The Westminster Common Council has taken big steps toward the development of the long-vacant Farmers Supply Co. property into a $4 million to $6 million complex of office and retail space -- a cornerstone of downtown revitalization.
Work could begin early next year, with demolition of all structures but a historic stone building, and the complex could be occupied by the end of 1999, said Thomas B. Beyard, director of planning and public works. The one-acre site is at Liberty and Green streets, a block off Main Street.
Carroll County Bank & Trust Co. plans to use most of the site for offices and 210 parking spaces in a three-level structure.
In an agreement with the city, the bank is to repay the city for buying and clearing the site.
Westminster Mayor Kenneth A. Yowan, who has called the development "the most important project in 20 years," was enthusiastic Monday night after a series of council votes that will allow work to begin.
The council voted to:
Exercise its option to buy the $500,000 property. The option was to expire Dec. 31.
Enter the development agreement with the bank, which would obligate the bank to buy the site from the city and reimburse the city's costs.
Begin improvements at the site, including the demolition of four buildings.
Seek up to $1 million in the tax-exempt bond market for the dTC parking structure.
The buildings had stood vacant for seven years until the city, despairing of finding a suitable developer, took a nonbinding option on the site and formed the nonprofit Westminster Town Center Corp. to solicit proposals.
It then accepted the plan by Carroll County Bank & Trust Co.
Unveiled last December, the bank's proposal includes a five-story retail and office tower, a two-story office building on the parking deck and a courtyard connecting to the renovated stone building.
The bank will donate the stone building to Westminster Town Center Corp., Beyard said.
City officials, activists and a consultant report in 1994 called the site "key" to a vital downtown.
"This is a big step that began with the HyettPalma report and rezoning the central business district and taking the option contract," said Councilman Gregory Pecoraro, who serves on the finance committee. "Sometimes we felt like we were never going to get there.
"For a relatively small investment, we will make a multimillion-dollar development happen in downtown Westminster.

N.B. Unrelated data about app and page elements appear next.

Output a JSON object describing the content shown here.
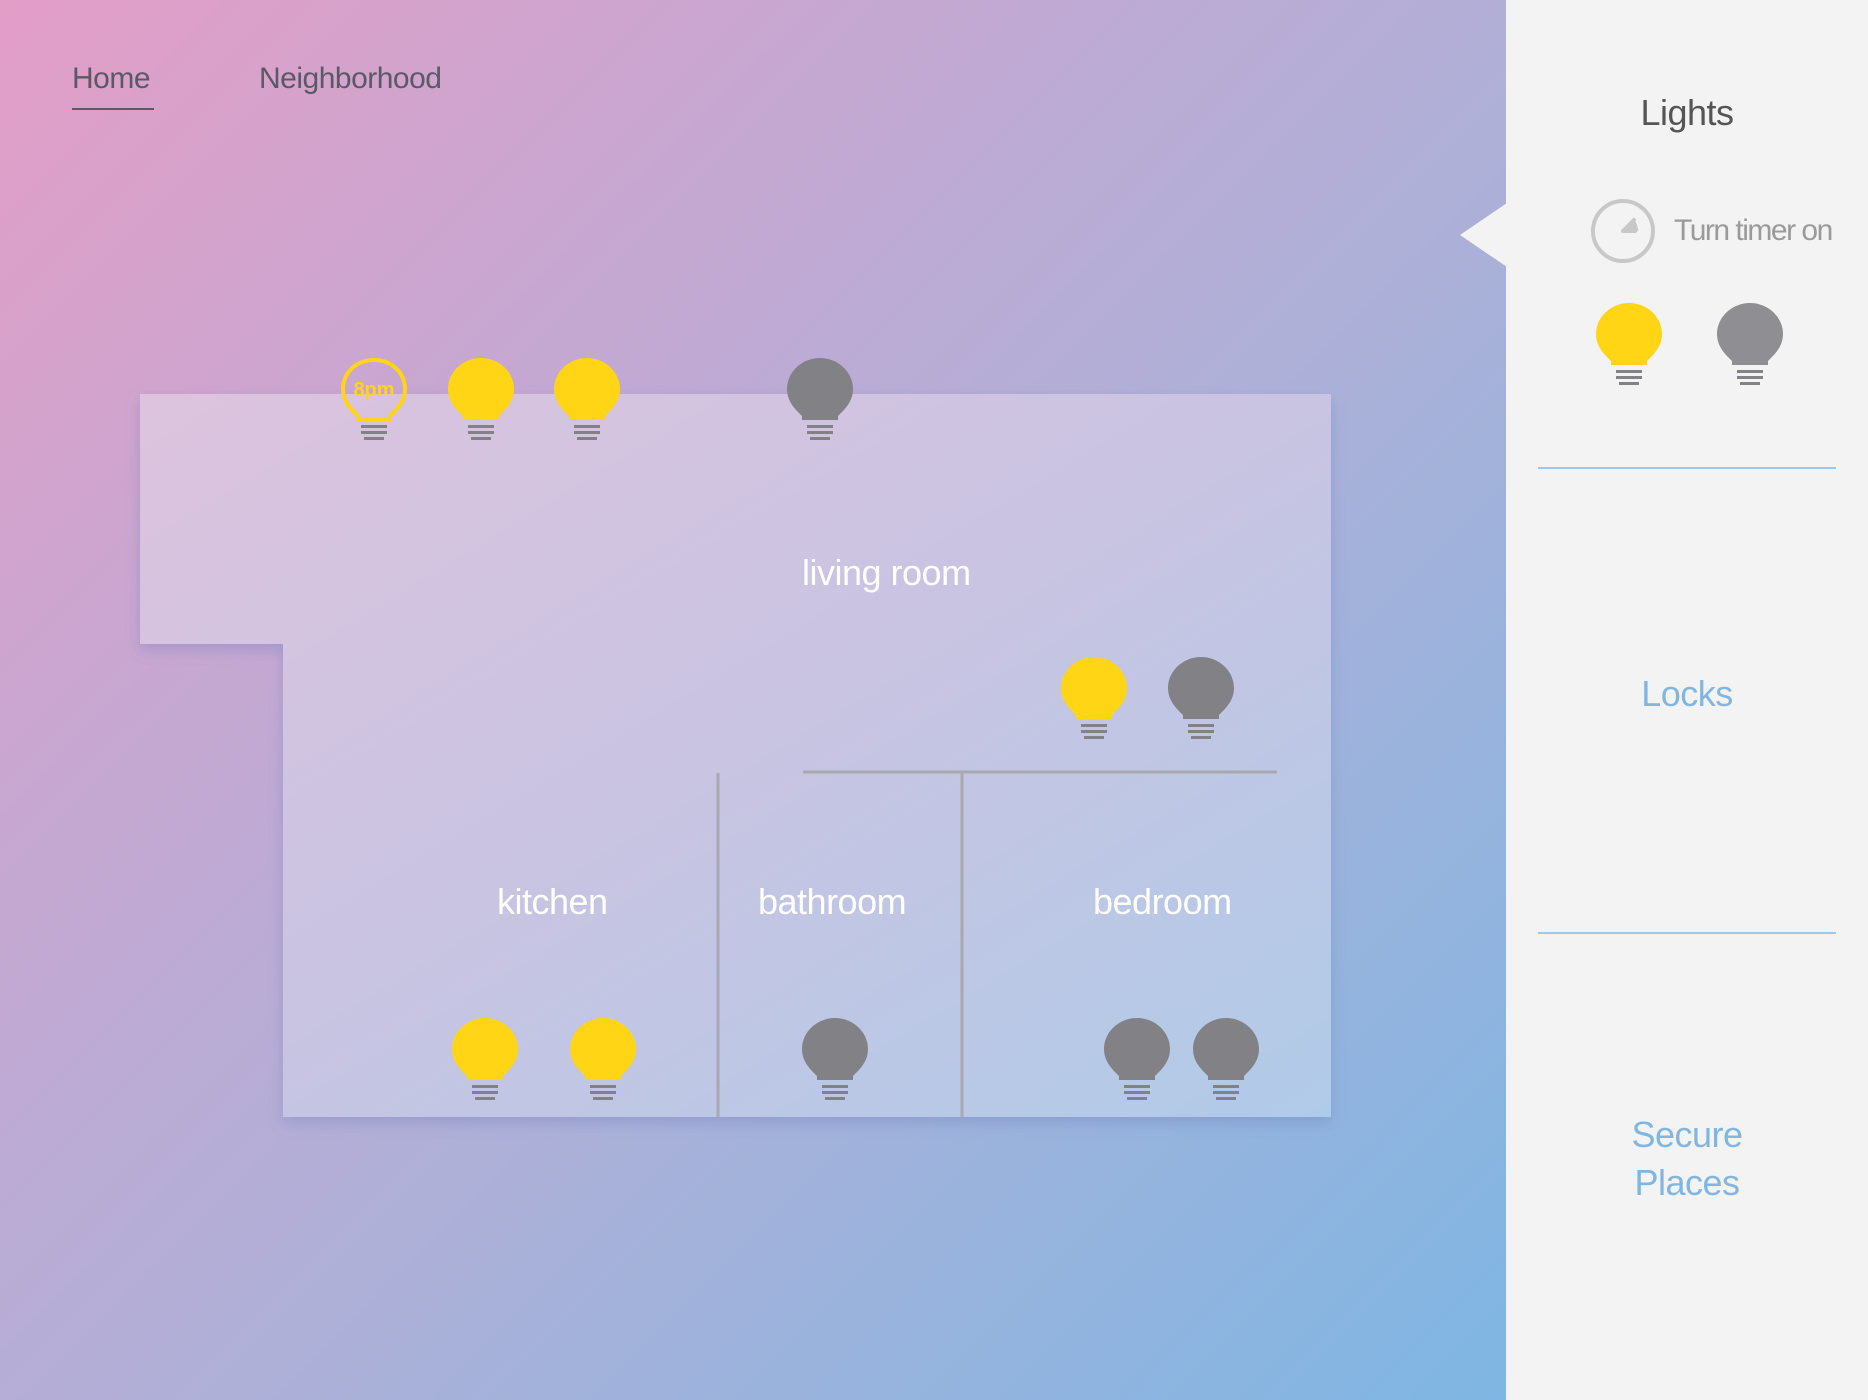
{
  "nav": {
    "tabs": [
      {
        "label": "Home",
        "active": true
      },
      {
        "label": "Neighborhood",
        "active": false
      }
    ]
  },
  "floorplan": {
    "rooms": [
      {
        "name": "living room"
      },
      {
        "name": "kitchen"
      },
      {
        "name": "bathroom"
      },
      {
        "name": "bedroom"
      }
    ],
    "timer_bulb_text": "8pm",
    "bulbs": {
      "living_room": [
        "timer",
        "on",
        "on",
        "off",
        "on",
        "off"
      ],
      "kitchen": [
        "on",
        "on"
      ],
      "bathroom": [
        "off"
      ],
      "bedroom": [
        "off",
        "off"
      ]
    }
  },
  "panel": {
    "title": "Lights",
    "timer_label": "Turn timer on",
    "all_on_state": "on",
    "all_off_state": "off",
    "locks_label": "Locks",
    "secure_label_line1": "Secure",
    "secure_label_line2": "Places"
  },
  "colors": {
    "bulb_on": "#ffd516",
    "bulb_off": "#828286",
    "accent_link": "#7fb6e2",
    "panel_bg": "#f3f3f3"
  }
}
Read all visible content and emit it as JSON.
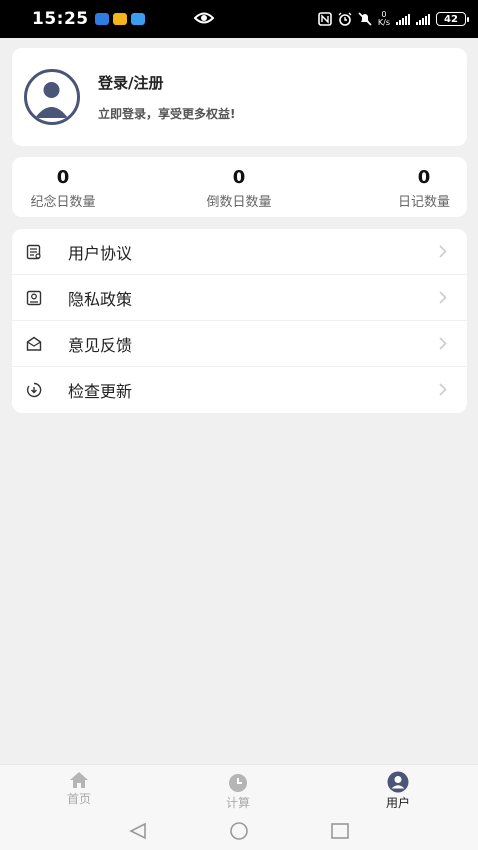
{
  "status_bar": {
    "time": "15:25",
    "net_speed_value": "0",
    "net_speed_unit": "K/s",
    "battery": "42"
  },
  "profile": {
    "title": "登录/注册",
    "subtitle": "立即登录，享受更多权益!"
  },
  "stats": [
    {
      "value": "0",
      "label": "纪念日数量"
    },
    {
      "value": "0",
      "label": "倒数日数量"
    },
    {
      "value": "0",
      "label": "日记数量"
    }
  ],
  "menu": [
    {
      "label": "用户协议",
      "icon": "document-icon"
    },
    {
      "label": "隐私政策",
      "icon": "privacy-icon"
    },
    {
      "label": "意见反馈",
      "icon": "mail-icon"
    },
    {
      "label": "检查更新",
      "icon": "update-icon"
    }
  ],
  "tabs": [
    {
      "label": "首页",
      "icon": "home-icon"
    },
    {
      "label": "计算",
      "icon": "clock-icon"
    },
    {
      "label": "用户",
      "icon": "user-icon"
    }
  ],
  "colors": {
    "accent": "#4a5577",
    "background": "#f0f0f0",
    "inactive": "#aaaaaa"
  }
}
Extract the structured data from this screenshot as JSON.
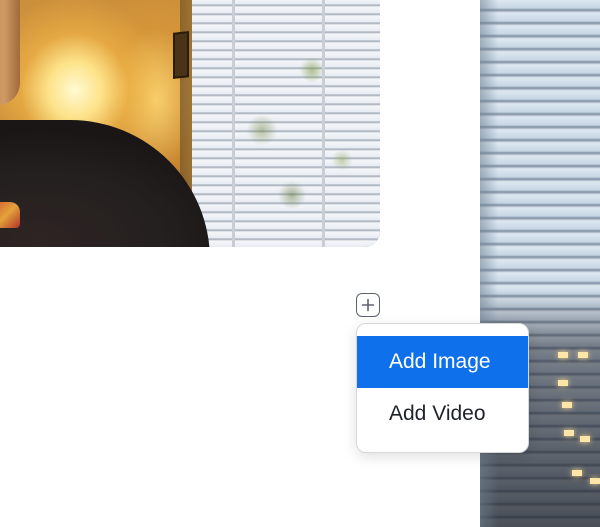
{
  "menu": {
    "items": [
      {
        "label": "Add Image",
        "selected": true
      },
      {
        "label": "Add Video",
        "selected": false
      }
    ],
    "highlight_color": "#0e71eb"
  },
  "add_button": {
    "icon": "plus-icon"
  }
}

That one site is so big and so important that it is going to anchor downtown for at least a generation to come."
The bank plans to use the new office space for its operations center and possibly as the headquarters of its corporate parent, Mason-Dixon Bankshares Inc. Other space would be available for shops or restaurants.

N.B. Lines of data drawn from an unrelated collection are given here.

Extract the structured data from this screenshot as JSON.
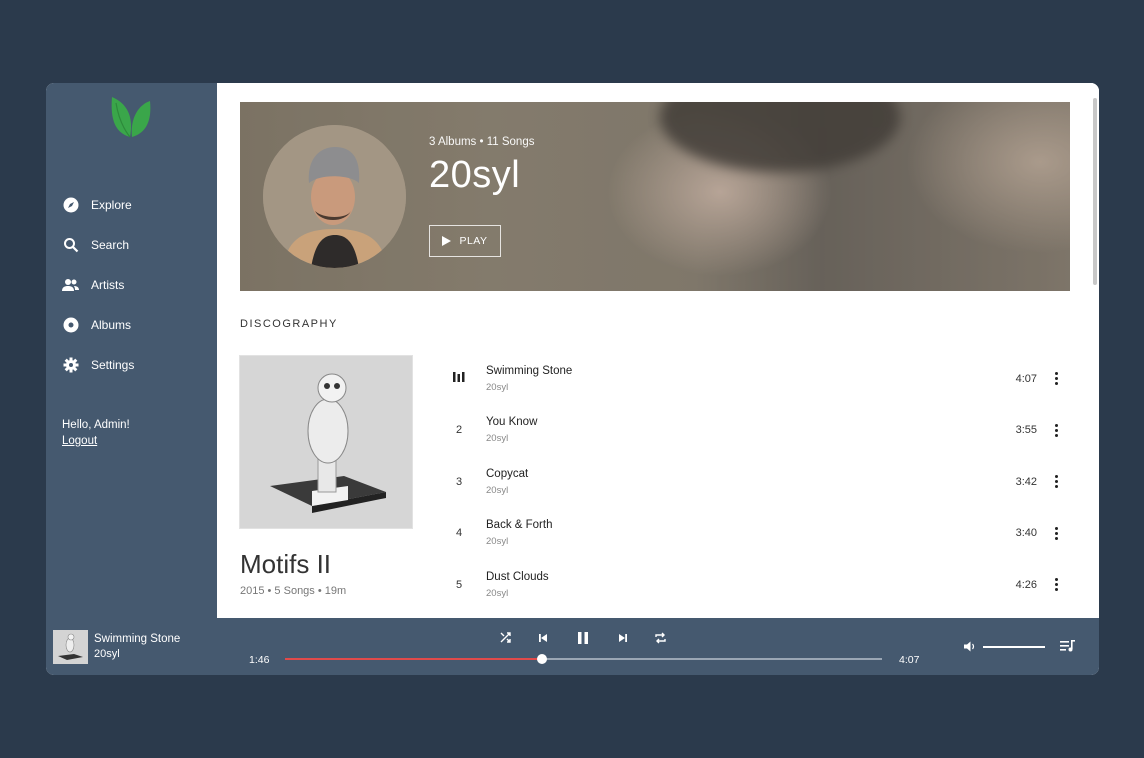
{
  "sidebar": {
    "nav": [
      {
        "label": "Explore",
        "icon": "compass-icon"
      },
      {
        "label": "Search",
        "icon": "search-icon"
      },
      {
        "label": "Artists",
        "icon": "people-icon"
      },
      {
        "label": "Albums",
        "icon": "disc-icon"
      },
      {
        "label": "Settings",
        "icon": "gear-icon"
      }
    ],
    "greeting": "Hello, Admin!",
    "logout": "Logout"
  },
  "artist": {
    "subtitle": "3 Albums • 11 Songs",
    "name": "20syl",
    "play_label": "PLAY"
  },
  "discography": {
    "title": "DISCOGRAPHY",
    "album": {
      "title": "Motifs II",
      "meta": "2015  •  5 Songs  •  19m"
    },
    "tracks": [
      {
        "num": "",
        "name": "Swimming Stone",
        "artist": "20syl",
        "duration": "4:07",
        "playing": true
      },
      {
        "num": "2",
        "name": "You Know",
        "artist": "20syl",
        "duration": "3:55"
      },
      {
        "num": "3",
        "name": "Copycat",
        "artist": "20syl",
        "duration": "3:42"
      },
      {
        "num": "4",
        "name": "Back & Forth",
        "artist": "20syl",
        "duration": "3:40"
      },
      {
        "num": "5",
        "name": "Dust Clouds",
        "artist": "20syl",
        "duration": "4:26"
      }
    ]
  },
  "player": {
    "title": "Swimming Stone",
    "artist": "20syl",
    "elapsed": "1:46",
    "total": "4:07",
    "progress": 0.43,
    "volume": 1.0
  },
  "colors": {
    "sidebar_bg": "#45596f",
    "page_bg": "#2b3a4c",
    "accent_green": "#3aa64a",
    "progress_red": "#e04a4a"
  }
}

The original plan did not call for the city to buy the property, but that turned out to be a better approach. As a municipality, the city was able to secure federal block-grant money designated to eliminate blight, Beyard said.
It will cost about $650,000 to acquire the property and to demolish the buildings, with the $300,000 community development block grant and money from the Maryland Historical Trust for a survey, he said. The money would come from unappropriated surplus funds.

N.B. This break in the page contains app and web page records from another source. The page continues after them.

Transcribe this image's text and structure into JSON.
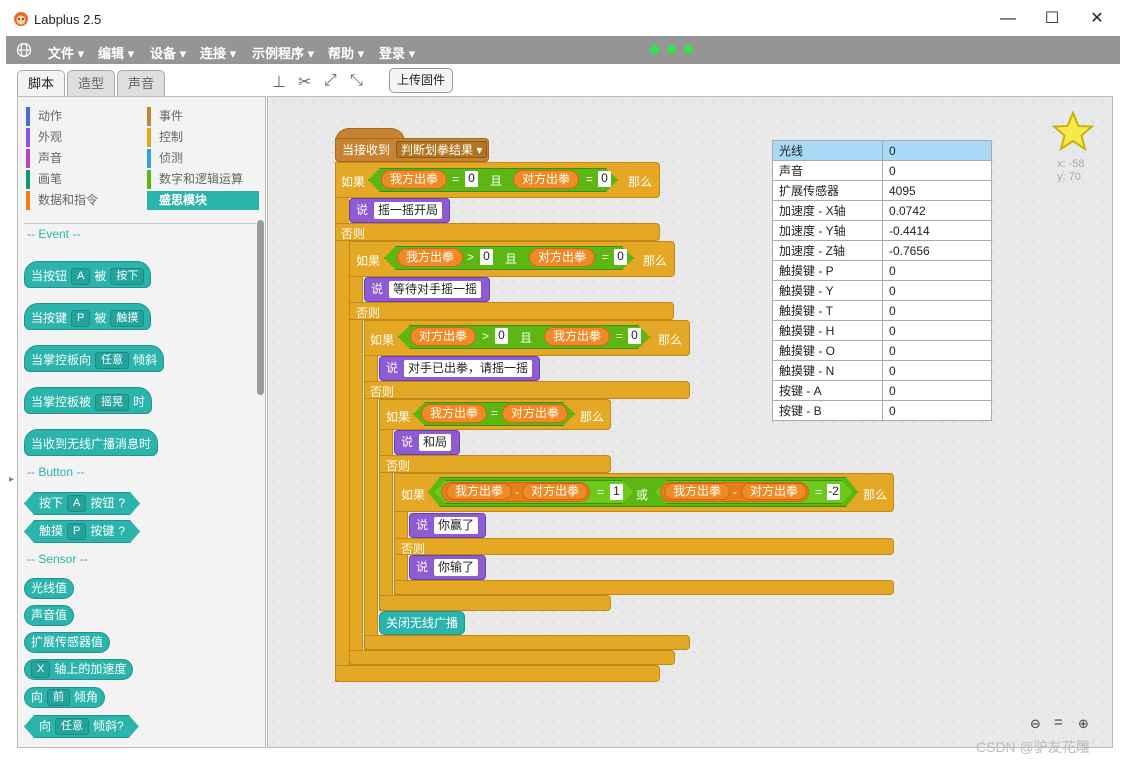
{
  "window": {
    "title": "Labplus 2.5",
    "min": "—",
    "max": "☐",
    "close": "✕"
  },
  "menu": [
    "文件",
    "编辑",
    "设备",
    "连接",
    "示例程序",
    "帮助",
    "登录"
  ],
  "tabs": [
    "脚本",
    "造型",
    "声音"
  ],
  "toolbar": {
    "upload": "上传固件"
  },
  "categories": [
    {
      "label": "动作",
      "color": "#4a6cd4"
    },
    {
      "label": "事件",
      "color": "#c88330"
    },
    {
      "label": "外观",
      "color": "#8a55d7"
    },
    {
      "label": "控制",
      "color": "#e1a91a"
    },
    {
      "label": "声音",
      "color": "#bb42c3"
    },
    {
      "label": "侦测",
      "color": "#2ca5e2"
    },
    {
      "label": "画笔",
      "color": "#0e9a6c"
    },
    {
      "label": "数字和逻辑运算",
      "color": "#5cb712"
    },
    {
      "label": "数据和指令",
      "color": "#ee7d16"
    },
    {
      "label": "盛思模块",
      "color": "#2bb4ac"
    }
  ],
  "palette": {
    "event": "-- Event --",
    "b1": {
      "a": "当按钮",
      "d": "A",
      "b": "被",
      "e": "按下"
    },
    "b2": {
      "a": "当按键",
      "d": "P",
      "b": "被",
      "e": "触摸"
    },
    "b3": {
      "a": "当掌控板向",
      "d": "任意",
      "b": "倾斜"
    },
    "b4": {
      "a": "当掌控板被",
      "d": "摇晃",
      "b": "时"
    },
    "b5": "当收到无线广播消息时",
    "button": "-- Button --",
    "b6": {
      "a": "按下",
      "d": "A",
      "b": "按钮",
      "q": "?"
    },
    "b7": {
      "a": "触摸",
      "d": "P",
      "b": "按键",
      "q": "?"
    },
    "sensor": "-- Sensor --",
    "b8": "光线值",
    "b9": "声音值",
    "b10": "扩展传感器值",
    "b11": {
      "d": "X",
      "b": "轴上的加速度"
    },
    "b12": {
      "a": "向",
      "d": "前",
      "b": "倾角"
    },
    "b13": {
      "a": "向",
      "d": "任意",
      "b": "倾斜?"
    }
  },
  "script": {
    "hat": "当接收到",
    "hatmsg": "判断划拳结果",
    "if": "如果",
    "else": "否则",
    "then": "那么",
    "and": "且",
    "or": "或",
    "say": "说",
    "me": "我方出拳",
    "opp": "对方出拳",
    "eq": "=",
    "gt": ">",
    "minus": "-",
    "zero": "0",
    "one": "1",
    "neg2": "-2",
    "s1": "摇一摇开局",
    "s2": "等待对手摇一摇",
    "s3": "对手已出拳，请摇一摇",
    "s4": "和局",
    "s5": "你赢了",
    "s6": "你输了",
    "close": "关闭无线广播"
  },
  "sensors": [
    {
      "name": "光线",
      "value": "0"
    },
    {
      "name": "声音",
      "value": "0"
    },
    {
      "name": "扩展传感器",
      "value": "4095"
    },
    {
      "name": "加速度 - X轴",
      "value": "0.0742"
    },
    {
      "name": "加速度 - Y轴",
      "value": "-0.4414"
    },
    {
      "name": "加速度 - Z轴",
      "value": "-0.7656"
    },
    {
      "name": "触摸键 - P",
      "value": "0"
    },
    {
      "name": "触摸键 - Y",
      "value": "0"
    },
    {
      "name": "触摸键 - T",
      "value": "0"
    },
    {
      "name": "触摸键 - H",
      "value": "0"
    },
    {
      "name": "触摸键 - O",
      "value": "0"
    },
    {
      "name": "触摸键 - N",
      "value": "0"
    },
    {
      "name": "按键 - A",
      "value": "0"
    },
    {
      "name": "按键 - B",
      "value": "0"
    }
  ],
  "sprite": {
    "x": "x: -58",
    "y": "y: 70"
  },
  "watermark": "CSDN @驴友花雕"
}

Beyard said the city will sell parking permits at $30 a month, with a yearly maintenance fee of $41.66 per space to be paid by the bank. The bank has expressed interest in taking about 150 of the 210 permits.
"This project was planned to stand on its own," Beyard said. "The debt we acquire will be balanced by the fees generated by the use of the facility, so that rather than the taxpayers paying the bill, the users will. Our plan was not to make money off of it."
He said the concept probably will be used for important vacant properties that -- unlike the Main Street post office or fire hall -- do not attract developers.
"I think this whole concept of marketing key properties -- we've learned a lot from this, and I think we'll do it again," Beyard said. "The city only got involved as a last resort."
Pub Date: 12/10/97